In the morning, I was met where I was staying in Nairobi by five of the brothers from the church in Kisii. They had driven through most of the night to reach the city. After a breakfast, we all six men piled into the Toyota Camry for what was to be almost a seven hour ride back. I was comfortable—they gave me the front seat, but I can imagine it was not the same for the guys in the back. Happily however, two of them had come to Nairobi for work, so they stayed behind. So it ended up only four of us.
If you still have your map out, you can see that the route that we were to take was through the Great Rift Valley. This largest valley in the world is about 3,700 miles long, beginning in Lebanon, running down through the Dead Sea of Israel, along the bottom of the entire length of the Red Sea, into the Afar region of Ethiopia (you can ask our son Levi about that strange land), and finally ending up in Mozambique in southeastern Africa.
As the three men from the church in Kisii and I continued on in our Camry, we were to drive through the part of this great geological feature of our planet that runs though Kenya. The broad valley was very beautiful as we began the descent, but the bottom of the valley is a wide, flat and treeless plane. It is also almost waterless, making living there difficult. Many of the people that do live there are nomadic goat herders.
After driving probably four hours across this almost barren plane, we saw green hills ahead. It was the province of Kisii. The dry flatlands soon gave way to fields growing with almost every type of agricultural crop, including coffee and tea.
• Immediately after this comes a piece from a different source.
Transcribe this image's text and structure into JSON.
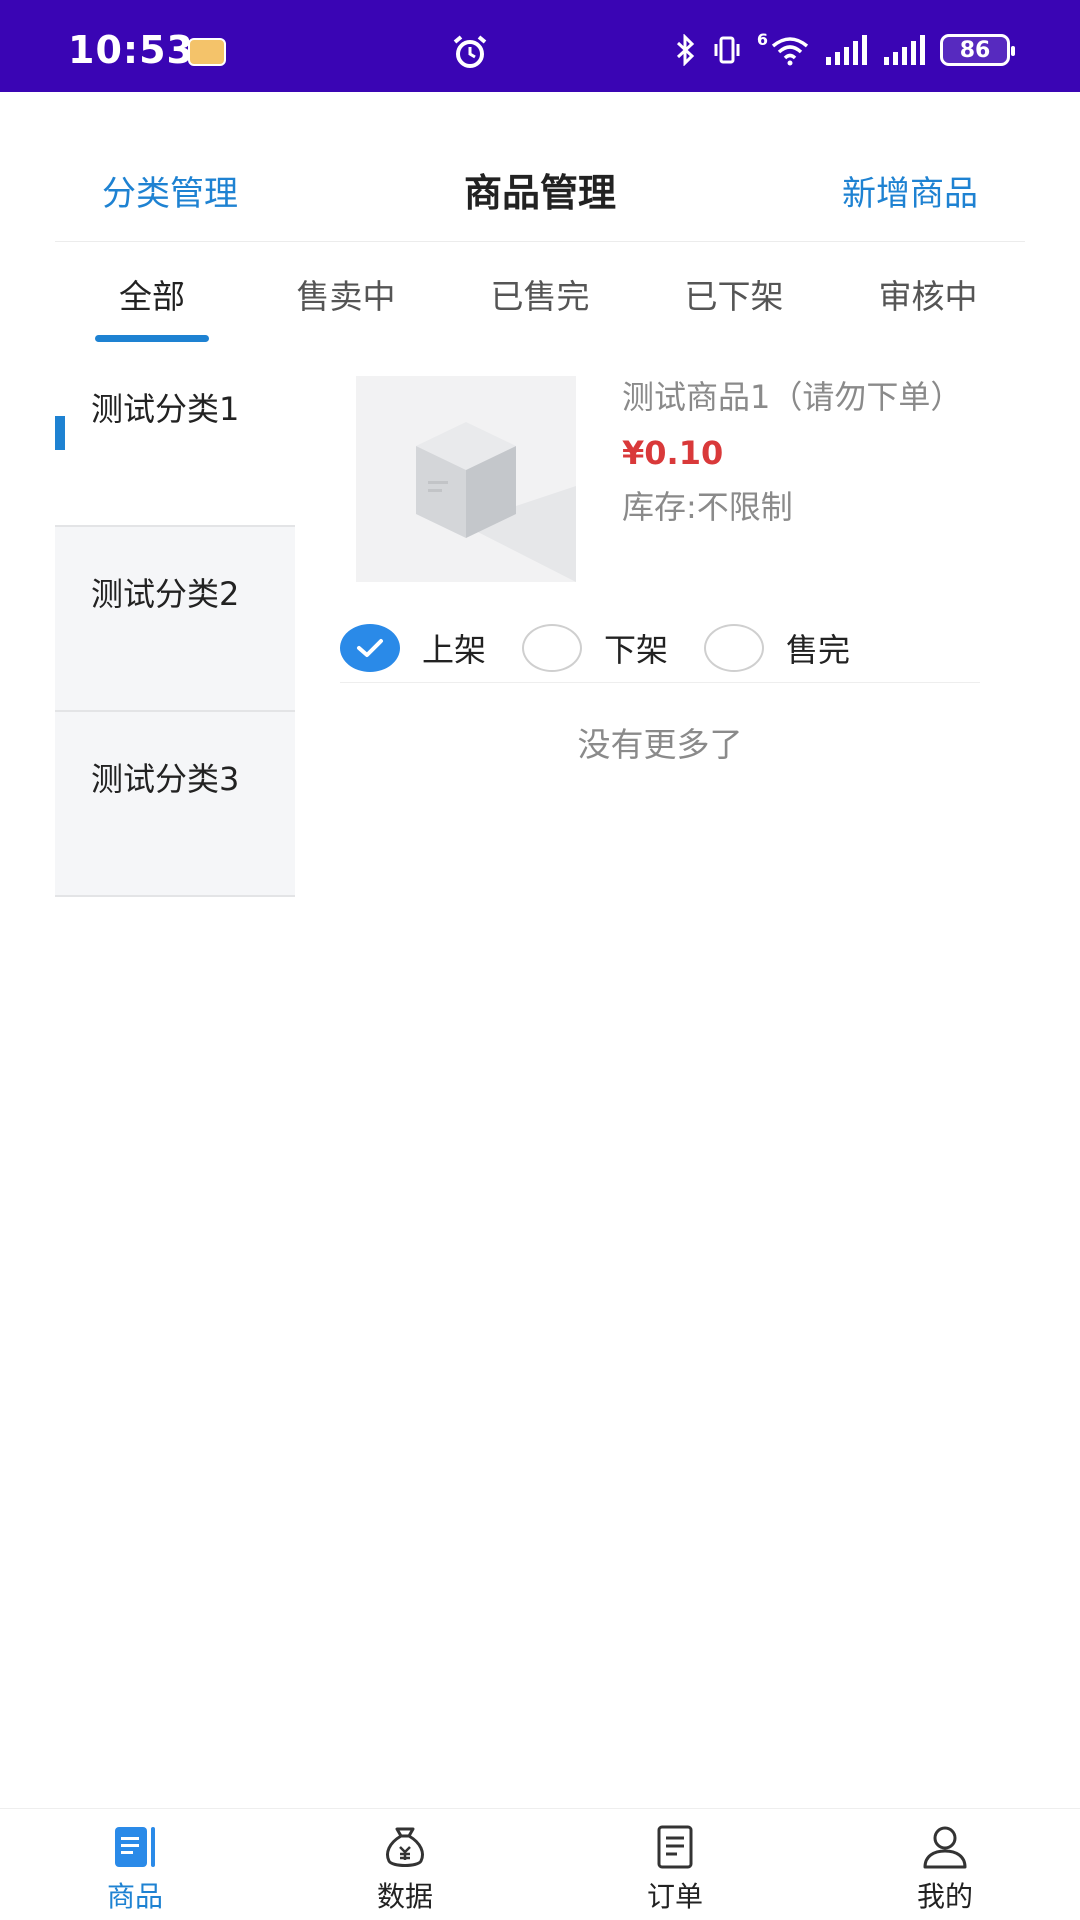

The tea hills looked to me like well-manicured gardens, which in a sense they are.
Glad to finally be at my destination after the long journey from home, I was not the only one who was dead tired from lack of sleep. Those men had driven through the night and now through the day.
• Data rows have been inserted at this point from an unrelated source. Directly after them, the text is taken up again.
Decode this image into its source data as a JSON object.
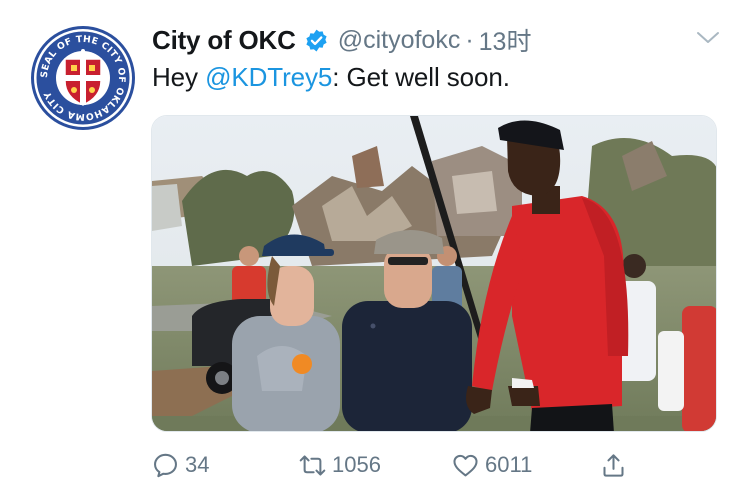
{
  "tweet": {
    "avatar_icon": "city-seal-icon",
    "seal_text": "SEAL OF THE CITY OF OKLAHOMA CITY",
    "display_name": "City of OKC",
    "verified_icon": "verified-badge-icon",
    "handle": "@cityofokc",
    "separator": "·",
    "time": "13时",
    "menu_icon": "chevron-down-icon",
    "text_prefix": "Hey ",
    "mention": "@KDTrey5",
    "text_suffix": ": Get well soon.",
    "photo_icon": "photo-image"
  },
  "actions": {
    "reply": {
      "icon": "reply-icon",
      "count": "34"
    },
    "retweet": {
      "icon": "retweet-icon",
      "count": "1056"
    },
    "like": {
      "icon": "heart-icon",
      "count": "6011"
    },
    "share": {
      "icon": "share-icon"
    }
  },
  "colors": {
    "link": "#1b95e0",
    "secondary_text": "#657786",
    "primary_text": "#14171a",
    "verified": "#1da1f2",
    "seal_blue": "#2b4f9e",
    "seal_red": "#c8202f"
  }
}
But weariness be hanged, we went first to the church, where the people were waiting for us.